Can we expect Gen Y to appreciate reliability?

How about impeccable fit and finish? A quiet cabin? Top-shelf materials?

Or do young drivers just want as stylish a car as they can afford?

Either way, the Scion tC has the makings of a youth-market hit. The little coupe — the third model to round out Toyota Motor Corp.'s new Scion youth brand — overcomes the stodginess of its parent company but doesn't forget its roots when it comes to top-level build quality.

The result: a car that should please its cutting-edge target demographic, plus catch the eye of Toyota loyalists who perhaps would like to inject a bit of energy into their oh-so-practical lives.

The tC sports coupe's sleek and sophisticated — yet arguably lighthearted — styling marks a departure from the first two Scion vehicles: the funky, boxy xB and the econo-hatch xA. And one need only peek up through the dual glass panels — which take up most of the roof in the small coupe — to realize the tC is no typical Toyota, either.

Eye-catching exterior styling makes the little coupe look not so little: a low and wide stance is emphasized through a 106.3-in. (270-cm) wheelbase and overall width of 69.1 ins. (176 cm). And while this car is billed as a 3-door hatch, the hatchback is barely noticeable to the untrained eye.

The tC has come a long way from the ccX concept on which it originally was based.

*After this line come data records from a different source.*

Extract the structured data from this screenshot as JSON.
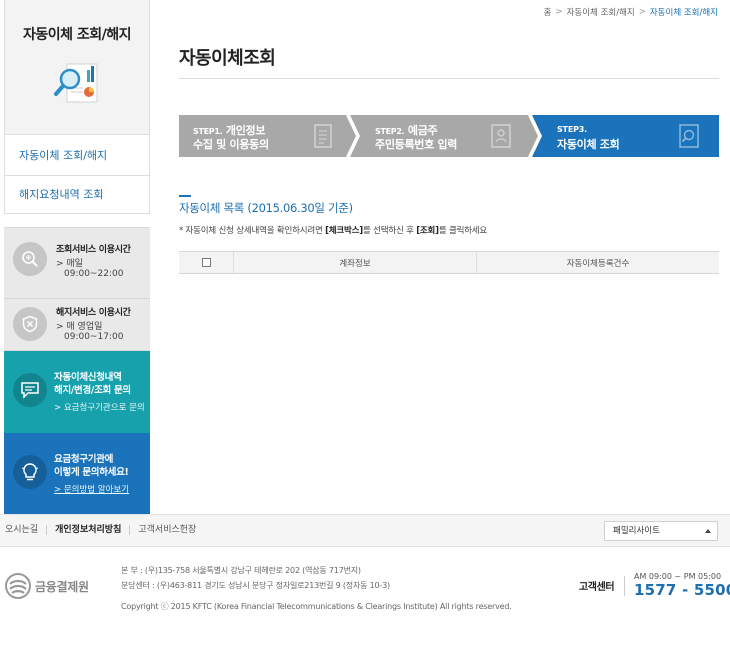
{
  "sidebar": {
    "title": "자동이체 조회/해지",
    "menu": [
      {
        "label": "자동이체 조회/해지"
      },
      {
        "label": "해지요청내역 조회"
      }
    ],
    "service_hours": {
      "inquiry_title": "조회서비스 이용시간",
      "inquiry_line1": "> 매일",
      "inquiry_line2": "09:00~22:00",
      "cancel_title": "해지서비스 이용시간",
      "cancel_line1": "> 매 영업일",
      "cancel_line2": "09:00~17:00"
    },
    "promo1": {
      "line1": "자동이체신청내역",
      "line2": "해지/변경/조회 문의",
      "link": "> 요금청구기관으로 문의"
    },
    "promo2": {
      "line1": "요금청구기관에",
      "line2": "이렇게 문의하세요!",
      "link": "> 문의방법 알아보기"
    }
  },
  "breadcrumb": {
    "home": "홈",
    "item1": "자동이체 조회/해지",
    "current": "자동이체 조회/해지",
    "sep": ">"
  },
  "page": {
    "title": "자동이체조회"
  },
  "steps": [
    {
      "label": "STEP1.",
      "line1": "개인정보",
      "line2": "수집 및 이용동의",
      "active": false
    },
    {
      "label": "STEP2.",
      "line1": "예금주",
      "line2": "주민등록번호 입력",
      "active": false
    },
    {
      "label": "STEP3.",
      "line1": "",
      "line2": "자동이체 조회",
      "active": true
    }
  ],
  "section": {
    "title": "자동이체 목록 (2015.06.30일 기준)",
    "notice_pre": "* 자동이체 신청 상세내역을 확인하시려면 ",
    "notice_b1": "[체크박스]",
    "notice_mid": "를 선택하신 후 ",
    "notice_b2": "[조회]",
    "notice_post": "를 클릭하세요"
  },
  "table": {
    "col_account": "계좌정보",
    "col_count": "자동이체등록건수"
  },
  "footer": {
    "links": [
      "오시는길",
      "개인정보처리방침",
      "고객서비스헌장"
    ],
    "family_site": "패밀리사이트",
    "logo_text": "금융결제원",
    "addr1": "본      부 : (우)135-758 서울특별시 강남구 테헤란로 202 (역삼동 717번지)",
    "addr2": "분당센터 : (우)463-811 경기도 성남시 분당구 정자일로213번길 9 (정자동 10-3)",
    "copyright": "Copyright ⓒ 2015 KFTC (Korea Financial Telecommunications & Clearings Institute) All rights reserved.",
    "cs_label": "고객센터",
    "cs_hours": "AM 09:00 ~ PM 05:00",
    "cs_phone": "1577 - 5500"
  },
  "colors": {
    "step_gray": "#a8a8a8",
    "step_active": "#1b74bb",
    "teal": "#17a1ad",
    "blue": "#1b74bb",
    "link_blue": "#1d6fb0"
  }
}
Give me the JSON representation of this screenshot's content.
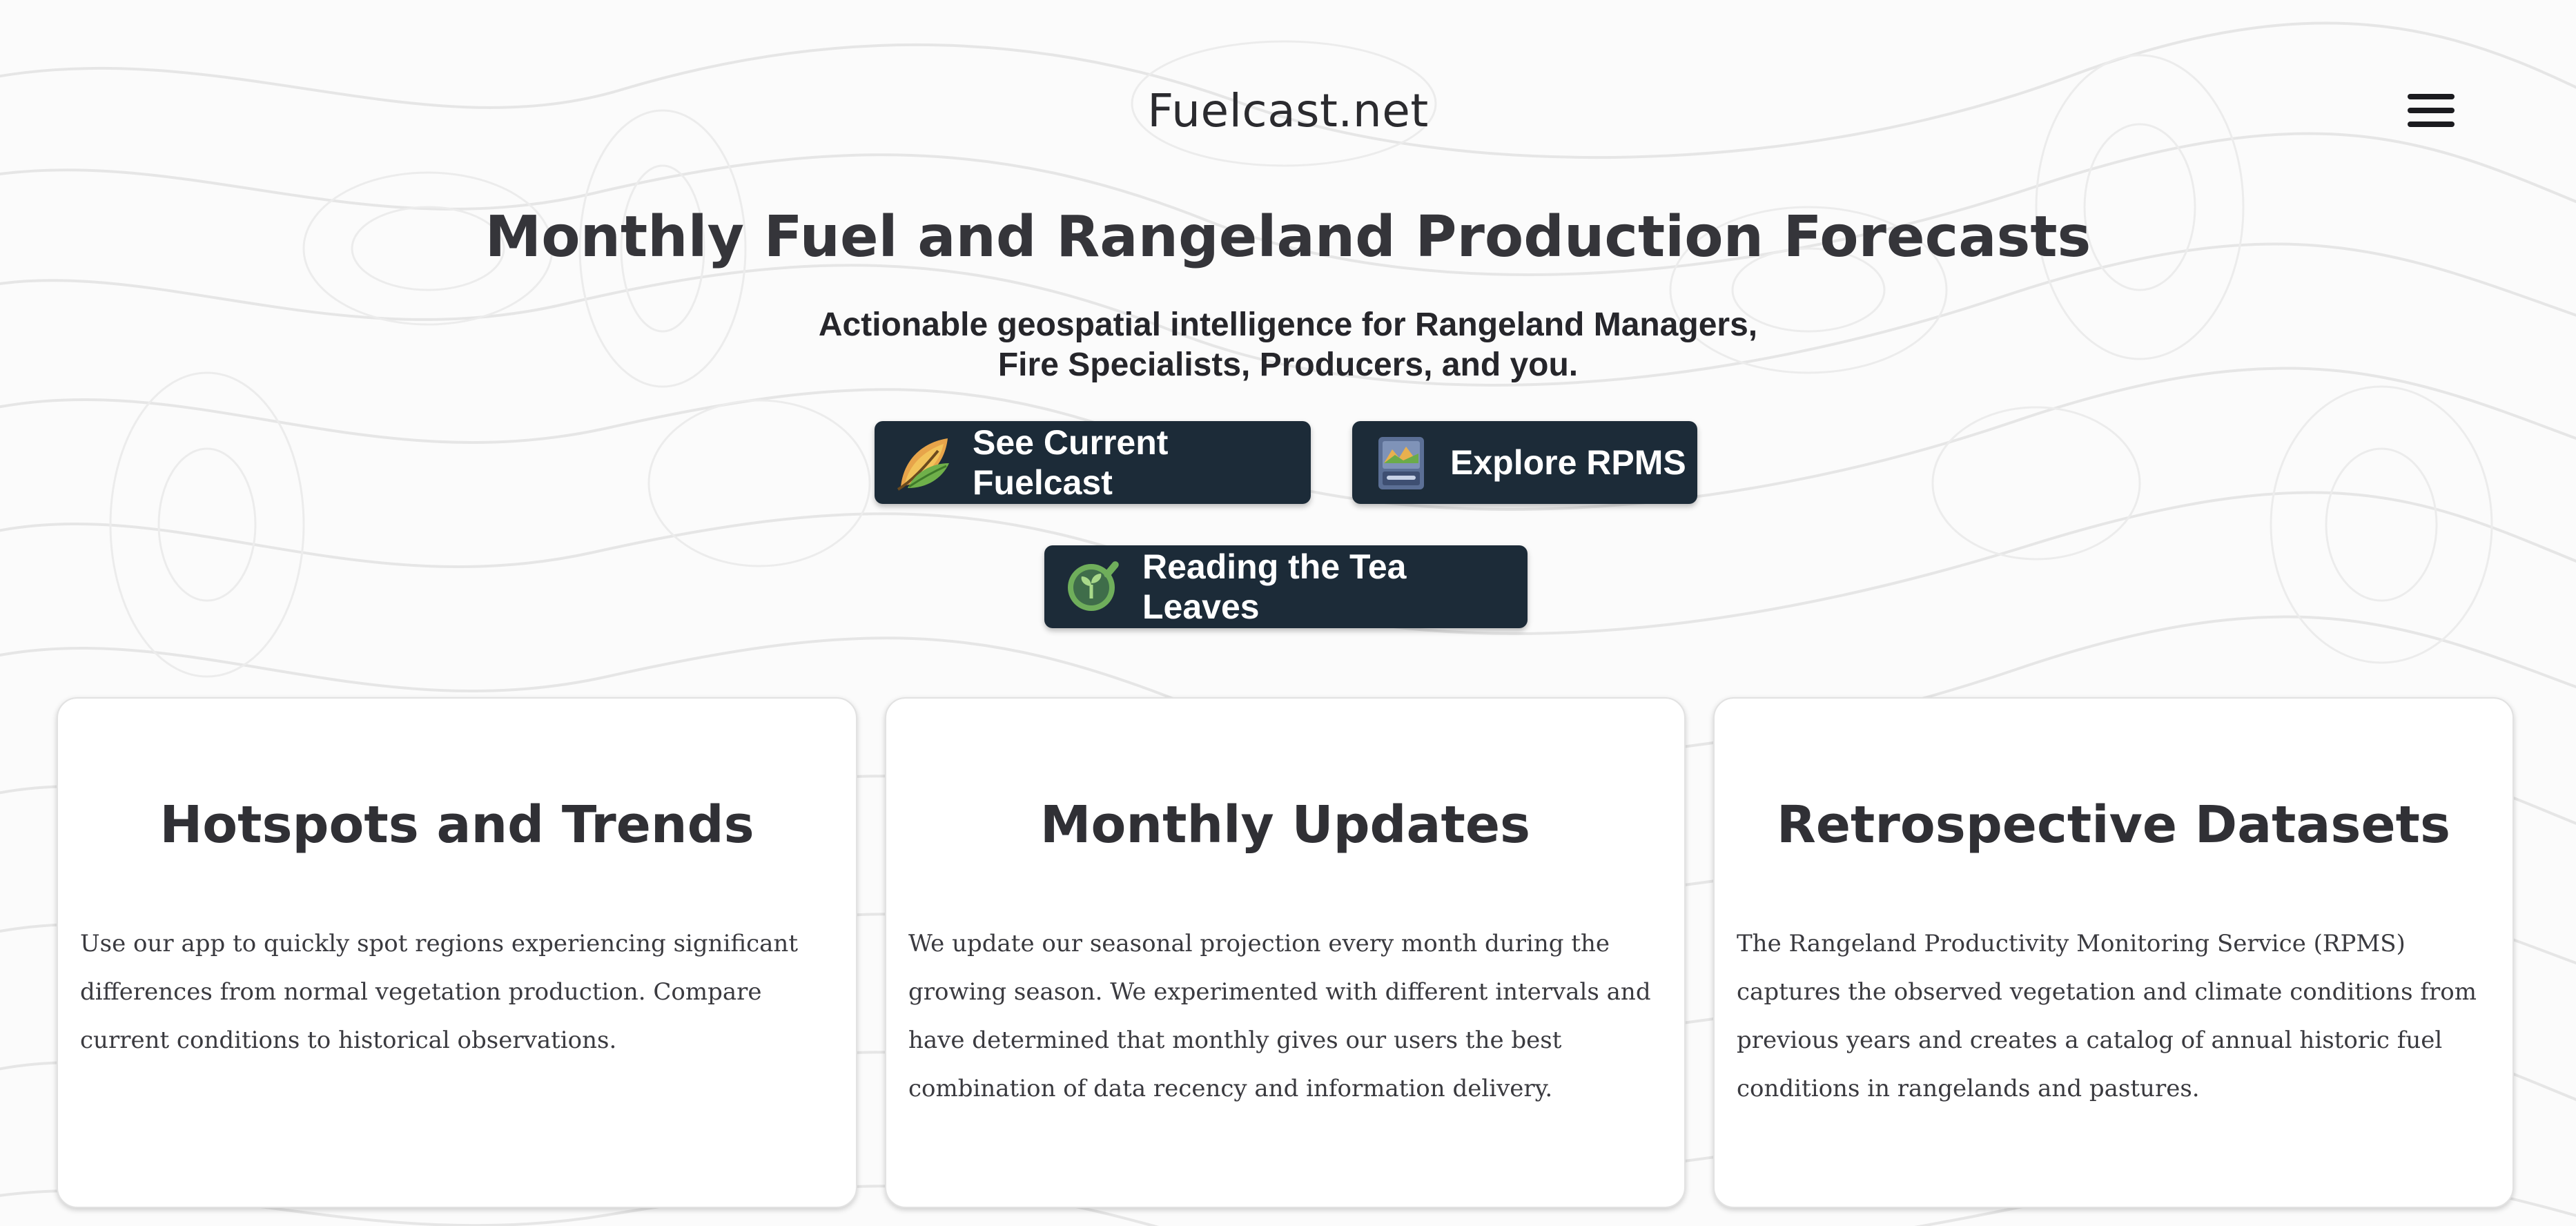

Designers learned that while “funky” works for the other Scions, people of all ages want their coupes to be stylish and understated.

Toyota's Scion philosophy appears downright Lexus-like when carried into the sophisticated and way-too-good-for-the-price interior. Passengers will notice a richness of material — from the Japanese rice paper-inspired dash and upper door panels to the cast-aluminum climate control knob and soft-touch control buttons.

Underneath the hood comes a far more acceptable engine than the tiny-displacement gas-sipper in the other two Scions. The tC instead gets the 2.4L 4-cyl. with variable valve timing with intelligence, which does excellent yeoman work in Toyota's Camry and RAV-4. In this guise, the 2AZ-FE makes 160 hp and 163 lb.-ft. (221 Nm) of torque at an accessible 4,000 rpm. The all-aluminum engine incorporates twin balance shafts to impart impressive noise, vibration and harshness levels.

The tC's only available engine is paired with either a 5-speed manual transmission or 4-speed automatic, which incorporates Toyota's uphill and downhill shift logic system and prevents excessive gear hunting.

But the car's most outstanding features come in the Toyota-standard intangibles: in areas such as fit-and-finish, attention to detail, and quality engineering. And those features are made all the more amazing after Toyota discloses the car went from design freeze to production in 13 months — the shortest-ever development time for any Toyota-made vehicle.

Toyota even managed to upgrade the seats, which were considered sub-par in the first two Scions. The auto maker executed the tC to such quality in such a short time by leveraging strengths of its global platforms and vehicles. The tC shares a platform as well as a multitude of components with Europe's Avensis.

The tC costs $16,465 with freight — less than all of its competitors (Ford Focus ZX3, Honda Civic EX, Volkswagen GTi, Tiburon GT, Acura RSX and Mercedes C230). And that price includes almost all options — even the double-glass moonroof and a driver's knee airbag.

As with the other Scions, Toyota plans to make money through its attractive list of dealer accessories, which include Y-baiting items ranging from bumper appliques to a carbon-fiber engine cover. A Toyota Racing Development (TRD) supercharger is on its way.